Two of Iman’s daughters stayed in Eastern Ghouta. They communicate through infrequent voice messages, but refrain from phone calls in fear of being arrested by the government forces. Her 10-year-old daughter Jana panics whenever she hears planes in the sky. The fear is constant.
“We're under another siege,” Iman says. “This time here in Idlib."
“Our hope is what is killing us.”
Hassan Abou Noah was a student in Talbiseh in Homs Governorate before the war; as a student, he took part in the protests, seeing it as his ‘duty to resist’. During the negotiations between the government and the opposition, he was evacuated to the Khan al-Assal region in Aleppo Province in 2018. When the airstrikes intensified in January 2019, he was forced to flee once again.
“It was like I was in slow motion,” says Hassan. “I could see everyone around me running, but I felt numb. We jumped into a car and took off. We were bumper to bumper, like a procession of ants.”
The planes continued to drop bombs as the population fled from Aleppo, with one bomb narrowly missing Hassan and his sons.

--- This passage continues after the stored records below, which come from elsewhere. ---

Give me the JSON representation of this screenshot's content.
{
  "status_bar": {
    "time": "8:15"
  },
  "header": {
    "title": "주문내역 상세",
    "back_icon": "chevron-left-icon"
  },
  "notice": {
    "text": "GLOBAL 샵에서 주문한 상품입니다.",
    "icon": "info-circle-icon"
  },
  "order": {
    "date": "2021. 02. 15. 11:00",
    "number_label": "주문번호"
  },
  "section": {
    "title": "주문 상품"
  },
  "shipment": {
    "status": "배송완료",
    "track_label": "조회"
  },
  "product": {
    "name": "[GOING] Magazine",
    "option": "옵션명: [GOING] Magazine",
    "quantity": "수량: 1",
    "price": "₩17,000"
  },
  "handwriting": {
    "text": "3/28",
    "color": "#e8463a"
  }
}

Hassan is staying with a friend in Idlib because he can’t afford to rent; his wife and children are staying with relatives in another village. There’s not enough accommodation in the town for everyone, whether they have money or not. Prices are exorbitant, as trade with the outside world is impossible. Idlib has no running water either, so it has to be bought and—like everything else—the price is high. Every time his youngest son Adam hears the airstrikes, he asks his father if it’s thunder. Hassan tells him it is.

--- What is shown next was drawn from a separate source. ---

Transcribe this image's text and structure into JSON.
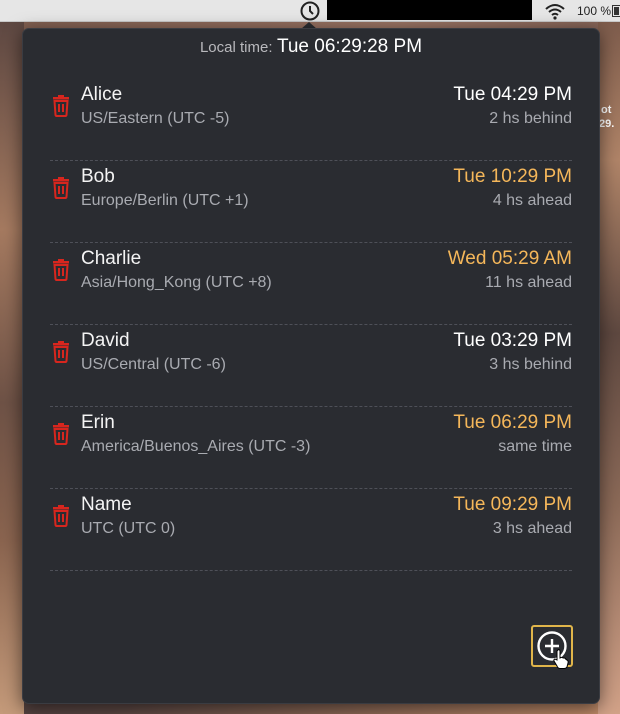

"I look at Idlib, and I see a depressed town where there’s no hope,” Hassan says. “The paralysis and the sadness are the same in the camps as in the town.
“I’ve experienced every emotion that exists. I’ve been frightened. I’ve thought that perhaps all this is in fact normal. I’ve felt empty and, on the odd occasion, happy. Now I wonder if I’m not hooked on the situation. We used to be scared when we heard bullets whistle. Here, we hear the planes and the airstrikes and start talking about something else.”
Leaving Syria means paying people smugglers to get to Turkey—around 12,000 dollars for all of Hassan’s family. “I could always sell my kidneys,” he says.
“I don’t want to leave Syria. All I want is to live with my family under the same roof. Nobody knows what’s going to happen. We continue to hope, but that’s precisely what’s killing us.”
“We’re trapped here. There’s only one way out.”
Abou Fadel has spent the past six months living in a tent less in a makeshift camp west of Idlib with his wife and five children, aged 4 to 15. Early this year Abou Fadel and his family had to flee from the airstrikes launched against Talmenes, the village Abou was born in and where he and his family called home.
“The airstrikes went on for five days,” Abou says. “And then it was the ground troops. That was when we decided our only option was to leave. We escaped on a truck with dozens of other families to the town of Idlib. We spent a week in a mosque and then set up this camp here.
“Instead of asking how I manage to survive, you should ask me if I’m surviving,” the 40-year old says. “The answer is, no. I borrow money from friends and relatives without knowing when I can pay them back, or if I’ll even be able to before I die.”
Every now and again, he closes his eyes and imagines himself back in Talmenes, playing with his children near his parent’s two storey-home. His dreams and aspirations are simple, now—he just wants to go back to before the war.
“I’ve forgotten almost everything about my life before the war,” Abou says. “I wake up in a state of permanent anxiety worrying about my kids. They haven’t been to school since we left home. They loved school."
The tent the family lives in is a freezer in the winter, and an oven in the summer. Abou spends his days walking around the camp and drinking tea with his neighbours. If the situation becomes more grim, they plan to seek refuge as close as they can to the Turkish border, where Abou believes it’s safer. After nine years of terror, safety is relative.
“We’re trapped here,” Abou says. “There’s only one way out.”